— SOURCE MATERIAL —
______

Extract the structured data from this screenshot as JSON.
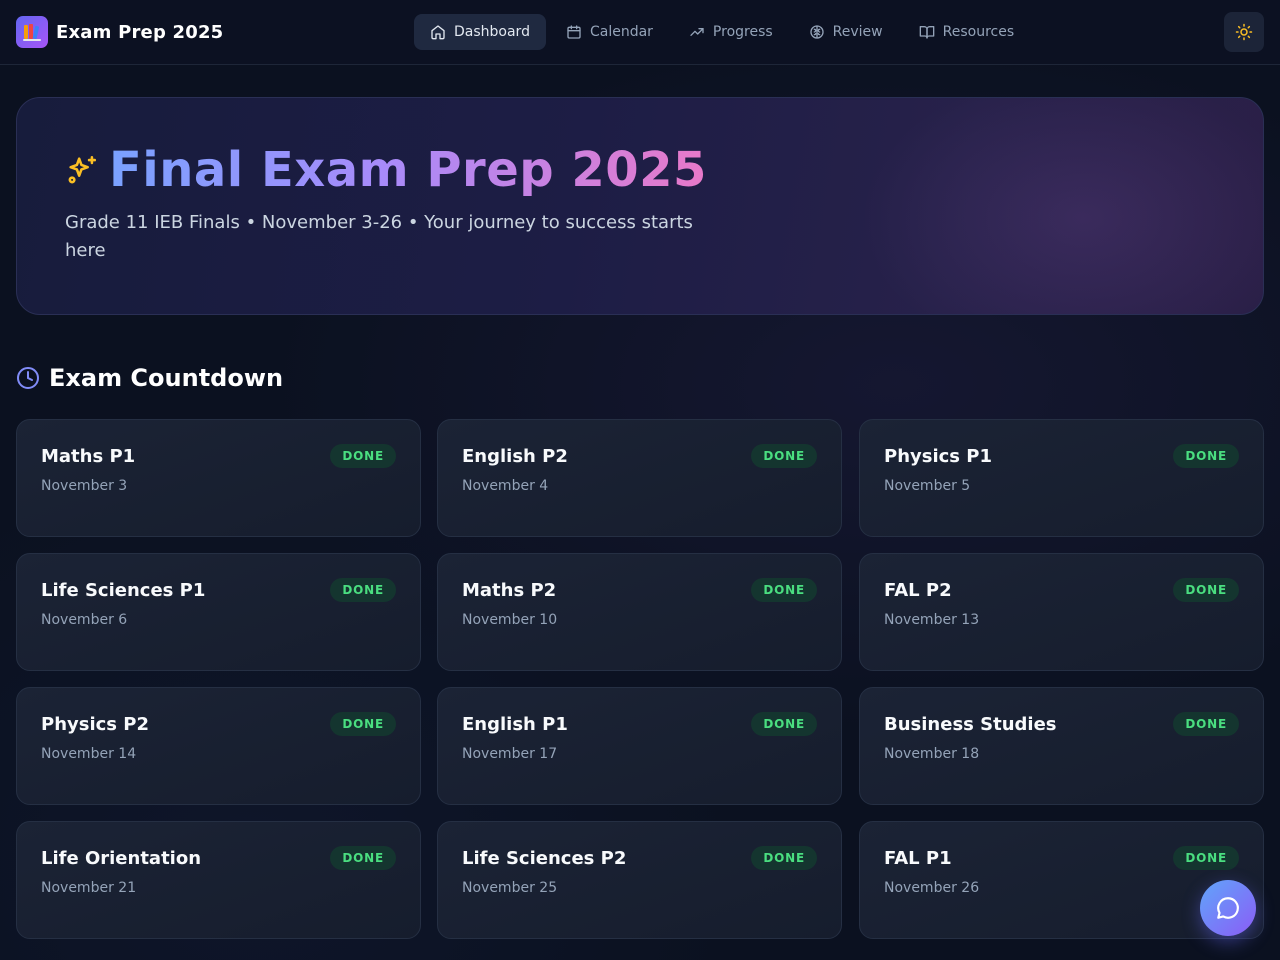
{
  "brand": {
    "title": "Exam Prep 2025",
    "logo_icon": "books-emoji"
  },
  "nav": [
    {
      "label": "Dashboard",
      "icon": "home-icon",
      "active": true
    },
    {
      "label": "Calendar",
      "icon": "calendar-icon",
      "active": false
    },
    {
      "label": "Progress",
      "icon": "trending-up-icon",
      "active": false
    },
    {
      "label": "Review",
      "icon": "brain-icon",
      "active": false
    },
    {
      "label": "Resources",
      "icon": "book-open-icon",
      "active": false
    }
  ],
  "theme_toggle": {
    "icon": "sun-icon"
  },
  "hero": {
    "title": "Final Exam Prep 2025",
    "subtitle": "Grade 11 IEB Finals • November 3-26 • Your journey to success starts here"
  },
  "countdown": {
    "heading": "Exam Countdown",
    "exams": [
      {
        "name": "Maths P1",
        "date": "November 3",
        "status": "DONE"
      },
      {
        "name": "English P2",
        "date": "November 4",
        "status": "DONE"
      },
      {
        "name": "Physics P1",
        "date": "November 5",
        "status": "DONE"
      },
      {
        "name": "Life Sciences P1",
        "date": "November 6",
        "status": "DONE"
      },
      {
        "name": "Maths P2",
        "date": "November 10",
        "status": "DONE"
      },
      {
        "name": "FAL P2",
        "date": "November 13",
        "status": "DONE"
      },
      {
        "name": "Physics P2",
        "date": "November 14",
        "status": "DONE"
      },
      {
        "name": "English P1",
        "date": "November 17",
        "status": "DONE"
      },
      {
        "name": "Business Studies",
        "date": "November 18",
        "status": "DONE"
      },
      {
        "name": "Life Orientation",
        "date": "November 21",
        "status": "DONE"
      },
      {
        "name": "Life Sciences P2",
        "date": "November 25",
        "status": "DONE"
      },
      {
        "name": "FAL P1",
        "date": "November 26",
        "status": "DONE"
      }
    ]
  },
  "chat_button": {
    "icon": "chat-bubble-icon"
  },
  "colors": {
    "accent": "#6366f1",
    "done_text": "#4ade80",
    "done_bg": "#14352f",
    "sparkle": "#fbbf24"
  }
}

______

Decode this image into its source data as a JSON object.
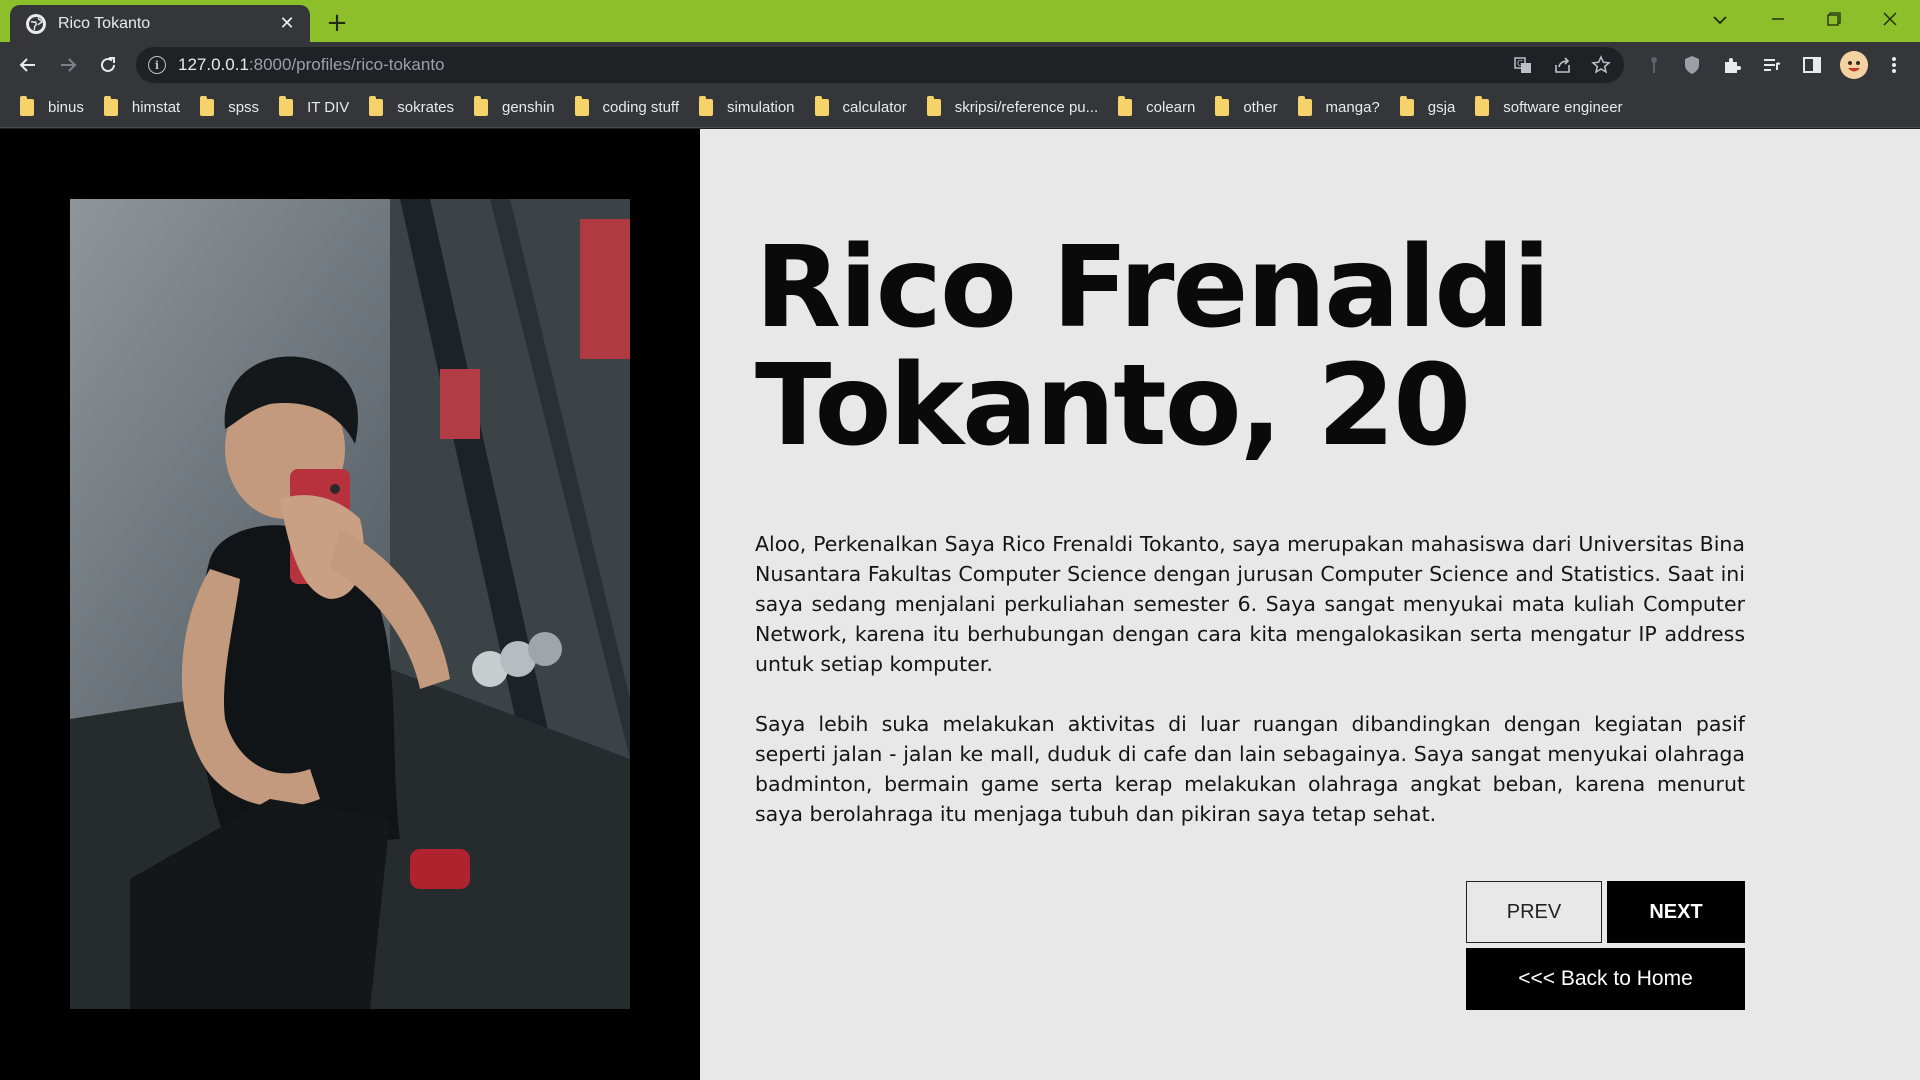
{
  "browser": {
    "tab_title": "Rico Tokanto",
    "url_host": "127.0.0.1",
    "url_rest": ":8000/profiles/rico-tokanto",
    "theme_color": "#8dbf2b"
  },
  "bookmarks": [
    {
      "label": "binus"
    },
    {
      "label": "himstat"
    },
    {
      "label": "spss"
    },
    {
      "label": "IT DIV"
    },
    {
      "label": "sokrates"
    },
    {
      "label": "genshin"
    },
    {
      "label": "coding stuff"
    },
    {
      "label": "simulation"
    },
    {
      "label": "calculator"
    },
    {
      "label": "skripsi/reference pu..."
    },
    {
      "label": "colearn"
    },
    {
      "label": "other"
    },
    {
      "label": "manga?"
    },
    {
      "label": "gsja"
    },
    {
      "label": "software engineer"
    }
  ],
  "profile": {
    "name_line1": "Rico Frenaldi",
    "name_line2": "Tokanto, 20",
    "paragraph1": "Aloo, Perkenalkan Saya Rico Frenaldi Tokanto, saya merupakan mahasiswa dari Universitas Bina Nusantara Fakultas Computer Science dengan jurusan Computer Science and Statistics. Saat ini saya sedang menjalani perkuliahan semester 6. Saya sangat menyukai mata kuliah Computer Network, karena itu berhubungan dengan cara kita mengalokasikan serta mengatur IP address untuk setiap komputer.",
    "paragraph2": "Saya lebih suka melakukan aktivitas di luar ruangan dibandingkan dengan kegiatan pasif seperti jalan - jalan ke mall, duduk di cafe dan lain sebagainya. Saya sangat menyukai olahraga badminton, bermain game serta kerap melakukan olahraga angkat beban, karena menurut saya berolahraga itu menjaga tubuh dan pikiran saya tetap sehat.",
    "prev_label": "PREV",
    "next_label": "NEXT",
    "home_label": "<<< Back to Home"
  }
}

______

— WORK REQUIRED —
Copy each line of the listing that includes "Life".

— OUTPUT OF THE TASK —
        "name": "Life Sciences P1",
        "name": "Life Orientation",
        "name": "Life Sciences P2",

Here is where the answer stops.